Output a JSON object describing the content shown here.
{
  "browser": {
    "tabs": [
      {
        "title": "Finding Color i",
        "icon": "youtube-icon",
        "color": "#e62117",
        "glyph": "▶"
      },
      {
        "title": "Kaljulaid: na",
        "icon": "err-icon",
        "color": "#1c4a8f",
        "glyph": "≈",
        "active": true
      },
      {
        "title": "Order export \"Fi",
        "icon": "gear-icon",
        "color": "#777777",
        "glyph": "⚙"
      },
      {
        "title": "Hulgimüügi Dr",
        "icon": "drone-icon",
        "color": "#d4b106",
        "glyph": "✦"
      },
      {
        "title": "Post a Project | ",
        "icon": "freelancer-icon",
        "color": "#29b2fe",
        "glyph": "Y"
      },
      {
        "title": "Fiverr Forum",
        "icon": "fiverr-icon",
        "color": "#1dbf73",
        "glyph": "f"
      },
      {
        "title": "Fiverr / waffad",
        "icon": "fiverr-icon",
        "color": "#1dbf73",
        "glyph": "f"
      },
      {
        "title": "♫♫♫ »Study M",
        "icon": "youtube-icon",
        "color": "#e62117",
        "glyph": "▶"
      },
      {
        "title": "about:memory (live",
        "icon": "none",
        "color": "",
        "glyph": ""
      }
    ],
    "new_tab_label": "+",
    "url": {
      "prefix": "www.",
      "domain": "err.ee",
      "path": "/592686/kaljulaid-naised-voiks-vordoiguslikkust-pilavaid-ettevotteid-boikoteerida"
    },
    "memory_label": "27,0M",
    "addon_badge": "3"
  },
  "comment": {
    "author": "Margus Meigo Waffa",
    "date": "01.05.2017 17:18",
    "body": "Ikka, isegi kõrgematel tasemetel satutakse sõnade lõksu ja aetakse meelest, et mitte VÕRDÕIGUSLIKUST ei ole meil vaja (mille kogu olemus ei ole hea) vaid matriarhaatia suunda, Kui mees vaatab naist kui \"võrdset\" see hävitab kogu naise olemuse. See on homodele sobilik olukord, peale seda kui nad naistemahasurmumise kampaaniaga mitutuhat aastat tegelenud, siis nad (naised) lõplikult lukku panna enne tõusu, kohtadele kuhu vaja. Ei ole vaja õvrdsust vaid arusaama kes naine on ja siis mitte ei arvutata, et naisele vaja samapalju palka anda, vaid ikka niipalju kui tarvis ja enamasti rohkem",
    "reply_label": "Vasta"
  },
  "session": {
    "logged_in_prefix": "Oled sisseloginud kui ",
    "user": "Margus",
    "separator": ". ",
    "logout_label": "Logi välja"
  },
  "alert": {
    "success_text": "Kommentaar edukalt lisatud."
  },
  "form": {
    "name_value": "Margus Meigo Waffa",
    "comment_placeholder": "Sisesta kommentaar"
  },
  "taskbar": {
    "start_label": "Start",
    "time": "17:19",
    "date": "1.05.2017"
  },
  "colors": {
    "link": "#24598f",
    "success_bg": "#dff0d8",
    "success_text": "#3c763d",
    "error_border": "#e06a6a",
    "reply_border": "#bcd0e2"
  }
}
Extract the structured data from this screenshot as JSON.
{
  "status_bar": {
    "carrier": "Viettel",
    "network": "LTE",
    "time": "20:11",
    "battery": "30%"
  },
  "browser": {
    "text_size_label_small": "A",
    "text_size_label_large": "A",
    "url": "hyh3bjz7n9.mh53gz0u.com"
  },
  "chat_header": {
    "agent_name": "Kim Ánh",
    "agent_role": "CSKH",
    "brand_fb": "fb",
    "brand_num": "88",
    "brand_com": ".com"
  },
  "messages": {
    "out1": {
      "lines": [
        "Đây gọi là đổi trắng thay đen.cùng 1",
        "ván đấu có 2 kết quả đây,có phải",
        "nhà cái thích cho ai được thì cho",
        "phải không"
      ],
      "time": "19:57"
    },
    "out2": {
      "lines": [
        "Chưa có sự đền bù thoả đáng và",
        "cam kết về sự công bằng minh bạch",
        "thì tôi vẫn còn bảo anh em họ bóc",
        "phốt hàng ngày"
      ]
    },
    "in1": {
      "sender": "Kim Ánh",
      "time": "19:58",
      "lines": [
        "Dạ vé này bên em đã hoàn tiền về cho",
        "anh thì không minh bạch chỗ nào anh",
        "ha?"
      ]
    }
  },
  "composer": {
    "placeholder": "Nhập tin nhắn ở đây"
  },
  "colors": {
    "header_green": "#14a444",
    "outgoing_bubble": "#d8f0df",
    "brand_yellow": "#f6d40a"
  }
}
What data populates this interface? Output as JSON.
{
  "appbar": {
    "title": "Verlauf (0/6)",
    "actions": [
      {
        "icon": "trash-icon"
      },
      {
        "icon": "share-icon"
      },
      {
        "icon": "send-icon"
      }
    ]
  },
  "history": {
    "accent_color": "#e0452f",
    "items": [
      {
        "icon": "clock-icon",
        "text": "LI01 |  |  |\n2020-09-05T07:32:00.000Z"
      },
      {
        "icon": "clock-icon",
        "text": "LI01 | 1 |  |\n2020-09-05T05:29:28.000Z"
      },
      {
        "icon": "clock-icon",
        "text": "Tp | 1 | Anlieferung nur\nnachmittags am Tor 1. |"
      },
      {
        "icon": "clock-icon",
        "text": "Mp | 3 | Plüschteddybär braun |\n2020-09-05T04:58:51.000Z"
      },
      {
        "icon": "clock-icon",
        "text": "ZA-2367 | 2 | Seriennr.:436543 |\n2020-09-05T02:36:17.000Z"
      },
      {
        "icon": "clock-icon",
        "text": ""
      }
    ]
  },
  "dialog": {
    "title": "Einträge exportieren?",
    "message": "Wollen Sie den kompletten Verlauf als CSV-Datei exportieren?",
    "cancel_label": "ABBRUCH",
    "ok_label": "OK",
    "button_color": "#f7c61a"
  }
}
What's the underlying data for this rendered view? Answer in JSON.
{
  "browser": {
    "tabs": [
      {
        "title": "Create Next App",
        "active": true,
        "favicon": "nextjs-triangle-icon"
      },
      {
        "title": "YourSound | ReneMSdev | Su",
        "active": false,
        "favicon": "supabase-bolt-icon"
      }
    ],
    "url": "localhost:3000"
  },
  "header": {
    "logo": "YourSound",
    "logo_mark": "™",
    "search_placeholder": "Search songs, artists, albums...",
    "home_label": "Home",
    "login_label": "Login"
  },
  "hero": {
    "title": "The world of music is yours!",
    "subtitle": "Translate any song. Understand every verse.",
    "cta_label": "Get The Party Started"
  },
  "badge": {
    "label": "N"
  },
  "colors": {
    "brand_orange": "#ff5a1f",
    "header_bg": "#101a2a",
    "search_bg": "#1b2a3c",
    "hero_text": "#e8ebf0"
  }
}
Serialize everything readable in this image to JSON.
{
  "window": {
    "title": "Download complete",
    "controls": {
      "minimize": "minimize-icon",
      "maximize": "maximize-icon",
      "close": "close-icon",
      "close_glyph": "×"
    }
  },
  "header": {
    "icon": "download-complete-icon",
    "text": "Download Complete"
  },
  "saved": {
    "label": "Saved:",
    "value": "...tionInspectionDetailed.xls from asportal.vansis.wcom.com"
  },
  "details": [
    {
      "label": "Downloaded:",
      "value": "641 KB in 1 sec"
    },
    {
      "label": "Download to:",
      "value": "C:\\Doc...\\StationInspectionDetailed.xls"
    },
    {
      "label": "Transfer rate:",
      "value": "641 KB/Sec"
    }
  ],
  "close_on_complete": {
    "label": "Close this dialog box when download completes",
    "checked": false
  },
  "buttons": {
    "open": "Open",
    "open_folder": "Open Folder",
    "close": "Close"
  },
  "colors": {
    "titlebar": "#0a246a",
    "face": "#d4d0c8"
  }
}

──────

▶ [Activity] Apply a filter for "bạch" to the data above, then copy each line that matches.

▶ [Solution to this task]
        "cam kết về sự công bằng minh bạch",
        "anh thì không minh bạch chỗ nào anh",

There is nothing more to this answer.